The firm has seen turnover drop 13% from £71.2 million to £61.7 million due to a number of reasons, including the impact of the Covid-19 pandemic and the sale of its personal injury and clinical negligence practice to Enable Law in the summer of 2020. Despite the dip in revenues, profit per equity partner (PEP) held firm at £250,000.
New recruits at Blake Morgan can look forward to colleagues who are “friendly and approachable and willing to help trainees” as well as “some very interesting work” to boot. However, early responsibility means the environment can be challenging with trainees “expected to make a meaningful contribution to their team’s workload from the get-go”.
There is reportedly a “flat hierarchy in every team”, with trainees commenting that friendliness is “the common thread throughout Blake Morgan”. Though there are some who testify to a more varied experience regarding approachability, the overall impression is that the firm is a pretty positive and inclusive working environment.
In terms of work/life balance, Blake Morgan seems fairly good for a full service law firm. The underlying approach is, as we are told: “If you are reasonable and do the work you need to get done, you’ll have no issues at all”. As tends to be the case, working hours vary between departments. We are told that construction and environment and planning are particularly demanding departments. Another comments: “Some seats are 9-5 whilst others creep to a more 9-8pm pattern. I have had to work the occasional weekend, and have had a few late nights, with 2am finishes in some seats but in others I am consistently logged out by 5.30pm.”.
Law grads all too well acquainted with the stimulant effects of caffeine may be interested in Blake Morgan’s work advising Costa on franchising. Other clients include the Welsh Government, Oxfam and HSBC — this really is the epitome of a “full service” outfit. The firm also boasts “the largest professional regulatory team in England and Wales”, representing the likes of the Solicitors Regulatory Authority and Bar Standards Board.
Perks are mostly standard, including Bupa health insurance and dress down Fridays, although caffeine lovers should note that the coffee is only “your typical instant gold blend”. The most interesting perk is that trainees get their birthday off as annual leave. Hard luck for anyone born on 29 February, of course. Working from home setups also seem fairly standard, with one trainee commenting: “You get a laptop, with two desktop screens at home currently. I am not sure how long this will continue though as many of us took our office setups home at the start of the pandemic”. In terms of legal technology more generally, trainees tell us there is “room for improvement” but also “some good AML etc. tech”.

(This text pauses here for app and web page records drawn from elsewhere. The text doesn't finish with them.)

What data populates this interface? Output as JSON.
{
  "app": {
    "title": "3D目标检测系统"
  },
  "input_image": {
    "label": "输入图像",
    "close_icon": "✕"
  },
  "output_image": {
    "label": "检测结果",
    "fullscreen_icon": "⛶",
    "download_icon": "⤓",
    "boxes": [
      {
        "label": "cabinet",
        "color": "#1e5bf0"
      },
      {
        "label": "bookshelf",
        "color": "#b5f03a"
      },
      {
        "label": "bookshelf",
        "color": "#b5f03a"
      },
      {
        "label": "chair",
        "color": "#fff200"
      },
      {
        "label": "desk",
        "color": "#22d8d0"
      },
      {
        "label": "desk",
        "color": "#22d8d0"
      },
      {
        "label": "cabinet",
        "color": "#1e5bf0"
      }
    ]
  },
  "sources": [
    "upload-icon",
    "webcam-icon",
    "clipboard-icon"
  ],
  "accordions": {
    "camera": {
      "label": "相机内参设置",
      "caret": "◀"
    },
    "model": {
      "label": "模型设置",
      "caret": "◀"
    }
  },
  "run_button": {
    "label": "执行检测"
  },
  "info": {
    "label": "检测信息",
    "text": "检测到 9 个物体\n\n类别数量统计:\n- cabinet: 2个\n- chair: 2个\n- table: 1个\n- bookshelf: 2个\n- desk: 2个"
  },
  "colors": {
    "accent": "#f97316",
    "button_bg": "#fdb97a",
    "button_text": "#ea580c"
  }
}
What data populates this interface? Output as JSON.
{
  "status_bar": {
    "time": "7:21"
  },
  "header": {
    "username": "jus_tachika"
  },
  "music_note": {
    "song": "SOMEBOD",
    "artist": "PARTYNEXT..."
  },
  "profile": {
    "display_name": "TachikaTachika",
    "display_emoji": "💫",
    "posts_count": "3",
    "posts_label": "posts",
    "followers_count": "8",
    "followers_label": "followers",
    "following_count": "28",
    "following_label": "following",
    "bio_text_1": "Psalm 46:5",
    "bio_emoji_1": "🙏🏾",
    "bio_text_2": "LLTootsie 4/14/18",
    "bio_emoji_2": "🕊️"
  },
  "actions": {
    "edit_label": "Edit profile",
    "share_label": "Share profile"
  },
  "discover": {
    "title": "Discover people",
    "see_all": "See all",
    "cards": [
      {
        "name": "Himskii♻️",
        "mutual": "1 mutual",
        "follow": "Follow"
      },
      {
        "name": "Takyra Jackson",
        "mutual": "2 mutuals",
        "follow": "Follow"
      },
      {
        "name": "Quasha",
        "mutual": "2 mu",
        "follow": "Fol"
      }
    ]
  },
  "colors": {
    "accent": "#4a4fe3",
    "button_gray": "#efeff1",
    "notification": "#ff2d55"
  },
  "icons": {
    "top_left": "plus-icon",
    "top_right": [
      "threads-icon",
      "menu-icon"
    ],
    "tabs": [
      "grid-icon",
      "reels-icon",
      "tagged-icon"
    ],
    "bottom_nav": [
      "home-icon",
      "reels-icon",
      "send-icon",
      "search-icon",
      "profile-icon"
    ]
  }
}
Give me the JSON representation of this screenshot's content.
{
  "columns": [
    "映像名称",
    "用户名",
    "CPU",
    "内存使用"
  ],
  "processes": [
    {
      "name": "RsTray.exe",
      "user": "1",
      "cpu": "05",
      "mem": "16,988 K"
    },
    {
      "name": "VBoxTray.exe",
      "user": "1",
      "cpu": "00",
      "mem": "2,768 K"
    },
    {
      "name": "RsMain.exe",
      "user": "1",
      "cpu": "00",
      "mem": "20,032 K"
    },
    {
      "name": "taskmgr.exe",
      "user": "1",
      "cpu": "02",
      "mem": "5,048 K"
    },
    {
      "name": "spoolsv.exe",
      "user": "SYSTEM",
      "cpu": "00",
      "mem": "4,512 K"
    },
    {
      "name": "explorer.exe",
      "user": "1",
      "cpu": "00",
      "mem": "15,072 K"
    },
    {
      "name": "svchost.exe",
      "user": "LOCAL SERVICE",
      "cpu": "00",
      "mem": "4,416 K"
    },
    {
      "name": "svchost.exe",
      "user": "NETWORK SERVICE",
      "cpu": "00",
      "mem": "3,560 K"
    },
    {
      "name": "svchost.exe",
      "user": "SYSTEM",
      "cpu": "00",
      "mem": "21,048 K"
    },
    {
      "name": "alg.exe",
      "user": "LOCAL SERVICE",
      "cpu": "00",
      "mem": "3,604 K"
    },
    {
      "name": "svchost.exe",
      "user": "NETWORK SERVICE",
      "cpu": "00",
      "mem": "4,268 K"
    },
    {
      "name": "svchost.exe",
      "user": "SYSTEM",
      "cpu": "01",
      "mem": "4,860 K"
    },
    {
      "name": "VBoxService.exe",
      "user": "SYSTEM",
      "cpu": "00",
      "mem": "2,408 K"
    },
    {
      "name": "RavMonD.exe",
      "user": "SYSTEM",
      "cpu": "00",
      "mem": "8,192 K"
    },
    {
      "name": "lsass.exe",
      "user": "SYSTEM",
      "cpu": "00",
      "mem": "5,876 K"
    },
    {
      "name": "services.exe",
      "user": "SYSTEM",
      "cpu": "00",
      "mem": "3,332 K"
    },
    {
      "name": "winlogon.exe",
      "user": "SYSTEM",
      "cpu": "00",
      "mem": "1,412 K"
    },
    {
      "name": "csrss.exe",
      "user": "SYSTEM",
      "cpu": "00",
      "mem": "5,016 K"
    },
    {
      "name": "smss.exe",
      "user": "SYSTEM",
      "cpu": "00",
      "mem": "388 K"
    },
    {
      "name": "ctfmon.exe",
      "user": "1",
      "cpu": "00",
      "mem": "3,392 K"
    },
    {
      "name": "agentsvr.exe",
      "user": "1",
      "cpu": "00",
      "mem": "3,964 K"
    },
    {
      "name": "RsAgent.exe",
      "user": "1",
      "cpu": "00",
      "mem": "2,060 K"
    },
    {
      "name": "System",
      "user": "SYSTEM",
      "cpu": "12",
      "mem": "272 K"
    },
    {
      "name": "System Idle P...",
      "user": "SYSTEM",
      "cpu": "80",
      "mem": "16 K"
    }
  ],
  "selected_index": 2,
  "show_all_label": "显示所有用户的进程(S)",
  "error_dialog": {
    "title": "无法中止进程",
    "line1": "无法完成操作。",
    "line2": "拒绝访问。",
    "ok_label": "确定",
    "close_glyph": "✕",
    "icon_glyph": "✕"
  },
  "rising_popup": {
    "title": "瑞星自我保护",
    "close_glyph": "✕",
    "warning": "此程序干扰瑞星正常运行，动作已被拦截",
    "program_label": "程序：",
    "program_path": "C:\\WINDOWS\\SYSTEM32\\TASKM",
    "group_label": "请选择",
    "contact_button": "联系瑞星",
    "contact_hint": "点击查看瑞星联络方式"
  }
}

Recruitment is regional, so aspiring lawyers can apply to any of Blake Morgan’s five offices for the 10-15 training contracts available but are advised to check that they’ll be able to do a particular seat at a given office. This is because not every training opportunity is necessarily available everywhere and the firm admits that “first-year trainee seats are often selected through business need”. Whilst opportunities for international secondments are lacking, Blake Morgan makes up for this with client secondments. Trainees are sent off to the likes of Deutsche Bank, Nursing and Midwifery Council and Investec, although, we’re told that secondments are only available to those based in London which, along with Southampton and Cardiff, takes the most grads.
The firm’s London base is in the City, off Fetter Lane, the Welsh office is in the aptly named Central Square, but the Southampton premises are really in Eastleigh. And if you’re looking for a more glamorous location for the start of your legal career the Oxford office in Seacourt Tower might not be for you. As one insider put it, “Seacourt Tower … leaves plenty to be desired”. This may change in the future though, as trainees told Legal Cheek that the Oxford office is due to go through a refurb.
Given this variety, it’s hard to read too much into the overall trainee ratings — that’ll vary depending on where trainees land up. But overall, the firm seems to give a good balance of work/life balance, interesting work and support.